5. Beyond protest. Social movements, campaigns, and community-based civic initiatives cannot survive solely on protests. In many contexts, demonstrations are hard to control, face repression, and run the risk of infiltration by violent groups and agents provocateurs planted by oppressors. There are literally hundreds of nonviolent tactics to contextualize, and groups create new ones all the time. In the anti-corruption realm this includes: blacklisting “unfit” politicians during elections; and citizen-led or community-driven monitoring of budgets, spending, infrastructure, schools, clinics, courtrooms, and parliaments. In closed civic spaces, rather than put people in harm’s way, movements have devised many low-risk mass actions. Synchronized banging on pots and pans, switching off lights, and honking horns are common, as are the use of humor, art, culture, and digital resistance. And then there are wildly creative tactics, such as calling the population to a stay-away by writing on thousands of banknotes.
6. Efficacy of nonviolent action. The overwhelming evidence is that nonviolent action is vastly superior to violent struggle.
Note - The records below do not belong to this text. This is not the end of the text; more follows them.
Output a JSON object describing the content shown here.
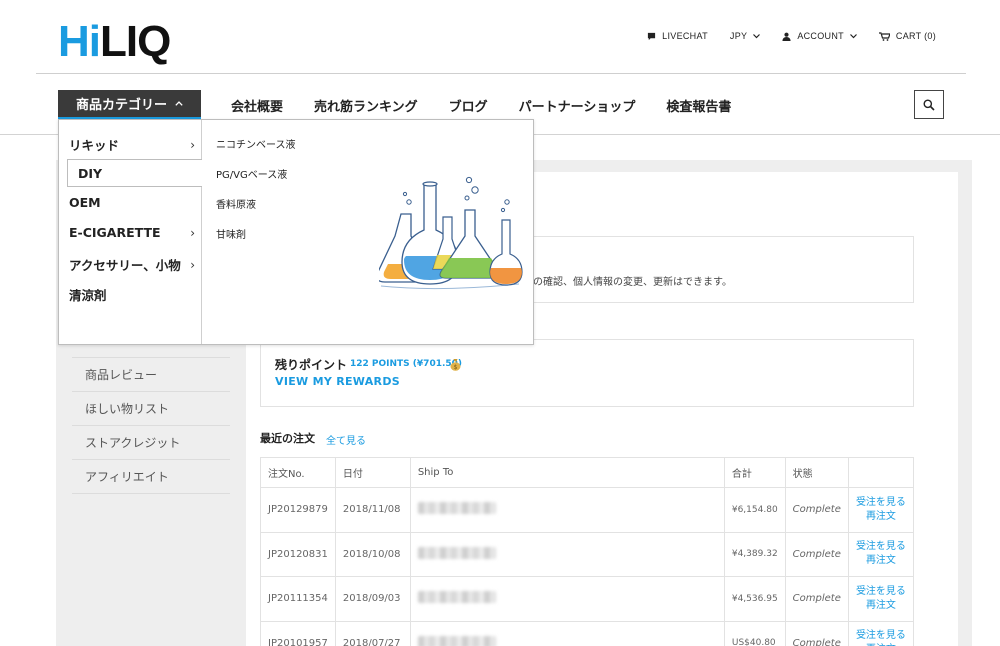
{
  "brand": {
    "logo_hi": "Hi",
    "logo_liq": "LIQ"
  },
  "utility": {
    "livechat": "LIVECHAT",
    "currency": "JPY",
    "account": "ACCOUNT",
    "cart": "CART (0)"
  },
  "nav": {
    "category_button": "商品カテゴリー",
    "items": [
      "会社概要",
      "売れ筋ランキング",
      "ブログ",
      "パートナーショップ",
      "検査報告書"
    ]
  },
  "dropdown": {
    "categories": [
      {
        "label": "リキッド",
        "arrow": "›"
      },
      {
        "label": "DIY",
        "arrow": ""
      },
      {
        "label": "OEM",
        "arrow": ""
      },
      {
        "label": "E-CIGARETTE",
        "arrow": "›"
      },
      {
        "label": "アクセサリー、小物",
        "arrow": "›"
      },
      {
        "label": "清涼剤",
        "arrow": ""
      }
    ],
    "subitems": [
      "ニコチンベース液",
      "PG/VGベース液",
      "香料原液",
      "甘味剤"
    ]
  },
  "account_info": {
    "partial_text": "の確認、個人情報の変更、更新はできます。"
  },
  "points": {
    "label": "残りポイント",
    "value": "122 POINTS (¥701.50)",
    "rewards_link": "VIEW MY REWARDS"
  },
  "sidebar": {
    "items": [
      "商品レビュー",
      "ほしい物リスト",
      "ストアクレジット",
      "アフィリエイト"
    ]
  },
  "orders": {
    "title": "最近の注文",
    "view_all": "全て見る",
    "headers": [
      "注文No.",
      "日付",
      "Ship To",
      "合計",
      "状態",
      ""
    ],
    "view_label": "受注を見る",
    "reorder_label": "再注文",
    "rows": [
      {
        "no": "JP20129879",
        "date": "2018/11/08",
        "total": "¥6,154.80",
        "status": "Complete"
      },
      {
        "no": "JP20120831",
        "date": "2018/10/08",
        "total": "¥4,389.32",
        "status": "Complete"
      },
      {
        "no": "JP20111354",
        "date": "2018/09/03",
        "total": "¥4,536.95",
        "status": "Complete"
      },
      {
        "no": "JP20101957",
        "date": "2018/07/27",
        "total": "US$40.80",
        "status": "Complete"
      }
    ]
  },
  "colors": {
    "accent": "#1a9be0",
    "dark": "#3a3a3a"
  }
}
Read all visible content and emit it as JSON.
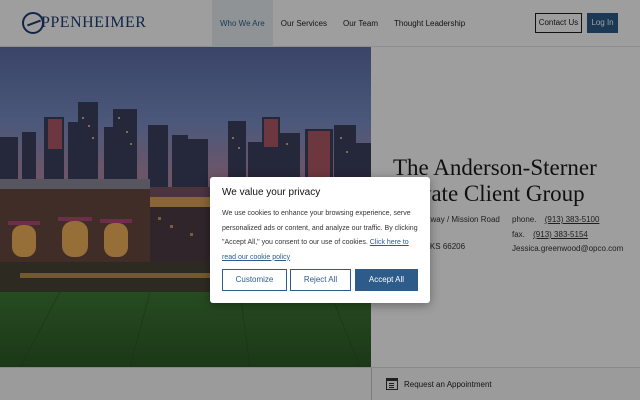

Taken together, research by my colleagues, Maria Stephan and Jonathan Pinckney, and Erica Chenoweth and Evan Perkoski, have found that: nonviolent campaigns are twice as effective as violent campaigns; take about one-third as long as violent campaigns to end; are nine times more likely to lead to a democracy after five years; contribute to a higher level of democracy, are 45 percent less likely to elicit mass killing; and are six times more successful amid regime repression.
Today, on International Anti-Corruption Day, let’s reframe the discourse, too often saddled by negatives, by adding the positives of hope, collective empowerment, incremental victories, integrity, and affinity for one’s community and country. From Beirut comes the slogan, “Lebanon in peace not pieces.”
The views expressed are the author's own and do not represent any entity to which she is affiliated.
Shaazka Beyerle is a Senior Research Advisor in the Program on Nonviolent Action at the United States Institute of Peace, and a Senior Advisor at ICNC. She is also the author of Curtailing Corruption: People Power for Accountability and Justice (Rienner 2014).Read More